TASK PROMPT — Search the data for the word "String". Reproduce every line where it is found.

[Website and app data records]
== Segment start ==
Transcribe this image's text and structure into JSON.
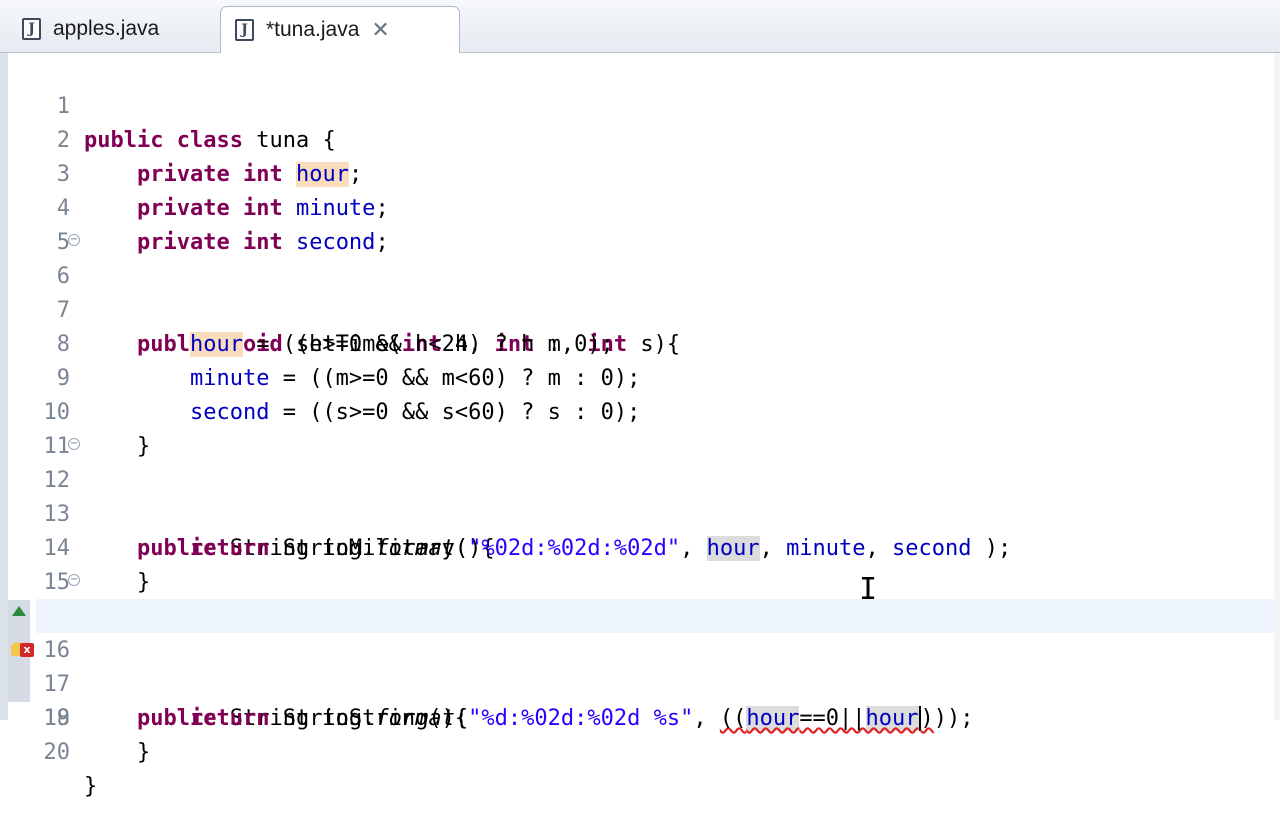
{
  "tabs": [
    {
      "label": "apples.java",
      "icon": "java-file-icon",
      "active": false
    },
    {
      "label": "*tuna.java",
      "icon": "java-file-icon",
      "active": true,
      "close": "✕"
    }
  ],
  "java_icon_glyph": "J",
  "editor": {
    "lines": [
      {
        "n": "1"
      },
      {
        "n": "2"
      },
      {
        "n": "3"
      },
      {
        "n": "4"
      },
      {
        "n": "5"
      },
      {
        "n": "6"
      },
      {
        "n": "7"
      },
      {
        "n": "8"
      },
      {
        "n": "9"
      },
      {
        "n": "10"
      },
      {
        "n": "11"
      },
      {
        "n": "12"
      },
      {
        "n": "13"
      },
      {
        "n": "14"
      },
      {
        "n": "15"
      },
      {
        "n": "16"
      },
      {
        "n": "17"
      },
      {
        "n": "18"
      },
      {
        "n": "19"
      },
      {
        "n": "20"
      }
    ],
    "code": {
      "l1": {
        "kw1": "public",
        "kw2": "class",
        "rest": " tuna {"
      },
      "l2": {
        "kw1": "private",
        "kw2": "int",
        "field": "hour",
        "end": ";"
      },
      "l3": {
        "kw1": "private",
        "kw2": "int",
        "field": "minute",
        "end": ";"
      },
      "l4": {
        "kw1": "private",
        "kw2": "int",
        "field": "second",
        "end": ";"
      },
      "l6": {
        "kw1": "public",
        "kw2": "void",
        "name": " setTime(",
        "kw3": "int",
        "a": " h, ",
        "kw4": "int",
        "b": " m, ",
        "kw5": "int",
        "c": " s){"
      },
      "l7": {
        "field": "hour",
        "rest": " = ((h>=0 && h<24) ? h : 0);"
      },
      "l8": {
        "field": "minute",
        "rest": " = ((m>=0 && m<60) ? m : 0);"
      },
      "l9": {
        "field": "second",
        "rest": " = ((s>=0 && s<60) ? s : 0);"
      },
      "l10": {
        "rest": "}"
      },
      "l12": {
        "kw1": "public",
        "rest": " String toMilitary(){"
      },
      "l13": {
        "kw1": "return",
        "pre": " String.",
        "method": "format",
        "open": "(",
        "str": "\"%02d:%02d:%02d\"",
        "comma": ", ",
        "f1": "hour",
        "c1": ", ",
        "f2": "minute",
        "c2": ", ",
        "f3": "second",
        "end": " );"
      },
      "l14": {
        "rest": "}"
      },
      "l16": {
        "kw1": "public",
        "rest": " String toString(){"
      },
      "l17": {
        "kw1": "return",
        "pre": " String.",
        "method": "format",
        "open": "(",
        "str": "\"%d:%02d:%02d %s\"",
        "comma": ", ",
        "sq1": "((",
        "f1": "hour",
        "op": "==0||",
        "f2": "hour",
        "sq2": ")",
        "end": "));"
      },
      "l18": {
        "rest": "}"
      },
      "l20": {
        "rest": "}"
      }
    }
  },
  "markers": {
    "line16": "warning-arrow",
    "line17": "error-marker"
  }
}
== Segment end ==
RESPONSE —
        "rest": " String toMilitary(){"
        "pre": " String.",
        "rest": " String toString(){"
        "pre": " String.",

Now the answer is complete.